Then, in late June 2003, a miraculous thing happened. Suddenly Alomar was hanging in there on the pivot. Suddenly plays not made for a season and a half were being made. Suddenly he looked like…well, suddenly he looked like Roberto Alomar. The source of this miracle? The Mets were openly shopping him on the trade market. (Talk about testaments to character.) When Alomar was sent to the White Sox, he departed without mentioning the mysterious Other Roberto Alomar: “I didn’t feel real comfortable with the situation. Sometimes teams don’t work for you. I think the New York Mets weren’t the right team for me.”
Of course, sometimes players don’t work for teams. Gary Cohen, witnessing the Miracle of Robbie, turned the blowtorch on, offering a furious, dead-on indictment of his halfhearted play and famously calling him a disgrace. The response from Alomar (who was honoring the White Sox by showing actual interest in the game he was paid millions to play) was to boycott the New York media. “I heard the tape,” he said of Cohen, adding that “I did the best I could. It just didn’t work out. But to say I was a disgrace or I didn’t play hard, I don’t understand that.”
Perhaps he was also baffled by the Arizona Diamondbacks’ reaction to the mystery of Roberto Alomar. Alomar went to camp with the D’Backs in 2004, where it was hoped he’d tutor young Matt Kata. Instead, Arizona officials were left puzzled by his vanished range and lack of interest in fielding uncooperative grounders. He wound up back with the White Sox briefly, signed with the Devil Rays, then retired in March 2005, explaining (without apparent irony) that “I played a lot of games and I said I would never embarrass myself on the field.”
Alomar will undoubtedly be part of the 2010 Hall of Fame class, which means I will seethe at the voting results and again at whatever self-serving nonsense emerges from his mouth upon his induction. But I take comfort in this: No examination of his career that’s more than a couple of paragraphs long will fail to note his precipitous decline, or ponder the reasons for it. And no one who ever watched him play in New York will let a discussion of him go by without noting that he was a selfish, malingering washout in baseball’s premier city.
Robbie, I know you have to wait until 2010 to get to Cooperstown.

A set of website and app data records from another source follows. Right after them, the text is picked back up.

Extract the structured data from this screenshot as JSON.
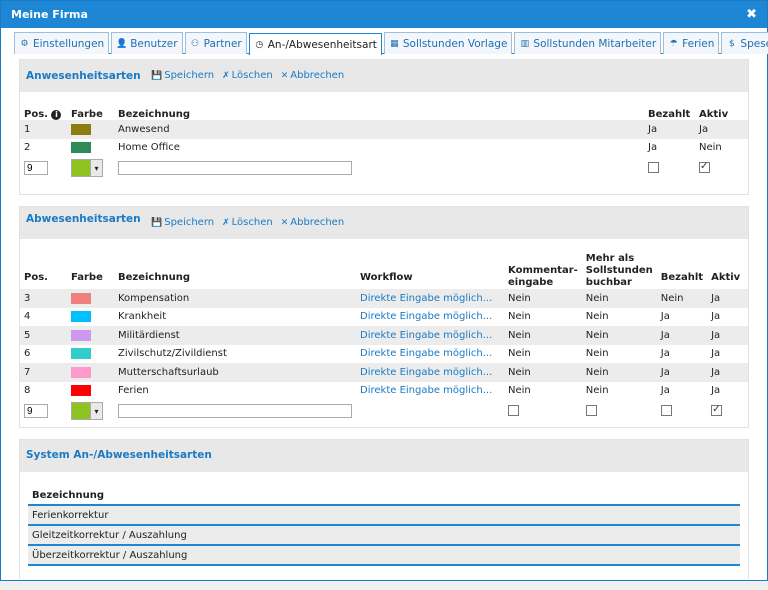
{
  "window": {
    "title": "Meine Firma"
  },
  "tabs": [
    {
      "label": "Einstellungen",
      "icon": "gear-icon"
    },
    {
      "label": "Benutzer",
      "icon": "user-icon"
    },
    {
      "label": "Partner",
      "icon": "partner-icon"
    },
    {
      "label": "An-/Abwesenheitsart",
      "icon": "clock-icon"
    },
    {
      "label": "Sollstunden Vorlage",
      "icon": "template-icon"
    },
    {
      "label": "Sollstunden Mitarbeiter",
      "icon": "bar-chart-icon"
    },
    {
      "label": "Ferien",
      "icon": "holiday-icon"
    },
    {
      "label": "Spesen",
      "icon": "money-icon"
    }
  ],
  "actions": {
    "save": "Speichern",
    "delete": "Löschen",
    "cancel": "Abbrechen"
  },
  "anwesenheit": {
    "title": "Anwesenheitsarten",
    "headers": {
      "pos": "Pos.",
      "farbe": "Farbe",
      "bezeichnung": "Bezeichnung",
      "bezahlt": "Bezahlt",
      "aktiv": "Aktiv"
    },
    "rows": [
      {
        "pos": "1",
        "color": "#8b7d10",
        "name": "Anwesend",
        "bezahlt": "Ja",
        "aktiv": "Ja"
      },
      {
        "pos": "2",
        "color": "#2e8b57",
        "name": "Home Office",
        "bezahlt": "Ja",
        "aktiv": "Nein"
      }
    ],
    "new_row": {
      "pos": "9",
      "color": "#8fc31f",
      "bezahlt": false,
      "aktiv": true
    }
  },
  "abwesenheit": {
    "title": "Abwesenheitsarten",
    "headers": {
      "pos": "Pos.",
      "farbe": "Farbe",
      "bezeichnung": "Bezeichnung",
      "workflow": "Workflow",
      "kommentar": "Kommentar-eingabe",
      "mehr": "Mehr als Sollstunden buchbar",
      "bezahlt": "Bezahlt",
      "aktiv": "Aktiv"
    },
    "rows": [
      {
        "pos": "3",
        "color": "#f08080",
        "name": "Kompensation",
        "workflow": "Direkte Eingabe möglich...",
        "kommentar": "Nein",
        "mehr": "Nein",
        "bezahlt": "Nein",
        "aktiv": "Ja"
      },
      {
        "pos": "4",
        "color": "#00bfff",
        "name": "Krankheit",
        "workflow": "Direkte Eingabe möglich...",
        "kommentar": "Nein",
        "mehr": "Nein",
        "bezahlt": "Ja",
        "aktiv": "Ja"
      },
      {
        "pos": "5",
        "color": "#cc99ee",
        "name": "Militärdienst",
        "workflow": "Direkte Eingabe möglich...",
        "kommentar": "Nein",
        "mehr": "Nein",
        "bezahlt": "Ja",
        "aktiv": "Ja"
      },
      {
        "pos": "6",
        "color": "#33cccc",
        "name": "Zivilschutz/Zivildienst",
        "workflow": "Direkte Eingabe möglich...",
        "kommentar": "Nein",
        "mehr": "Nein",
        "bezahlt": "Ja",
        "aktiv": "Ja"
      },
      {
        "pos": "7",
        "color": "#ff99cc",
        "name": "Mutterschaftsurlaub",
        "workflow": "Direkte Eingabe möglich...",
        "kommentar": "Nein",
        "mehr": "Nein",
        "bezahlt": "Ja",
        "aktiv": "Ja"
      },
      {
        "pos": "8",
        "color": "#ff0000",
        "name": "Ferien",
        "workflow": "Direkte Eingabe möglich...",
        "kommentar": "Nein",
        "mehr": "Nein",
        "bezahlt": "Ja",
        "aktiv": "Ja"
      }
    ],
    "new_row": {
      "pos": "9",
      "color": "#8fc31f",
      "kommentar": false,
      "mehr": false,
      "bezahlt": false,
      "aktiv": true
    }
  },
  "system": {
    "title": "System An-/Abwesenheitsarten",
    "header": "Bezeichnung",
    "rows": [
      "Ferienkorrektur",
      "Gleitzeitkorrektur / Auszahlung",
      "Überzeitkorrektur / Auszahlung"
    ]
  }
}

But you don’t have to wait another minute for your induction into Met Hell, where your plaque will always be displayed. If you’re passing by, here are some words on it that might jump out at you:
SOWER OF SCHISMS
And finally, this one: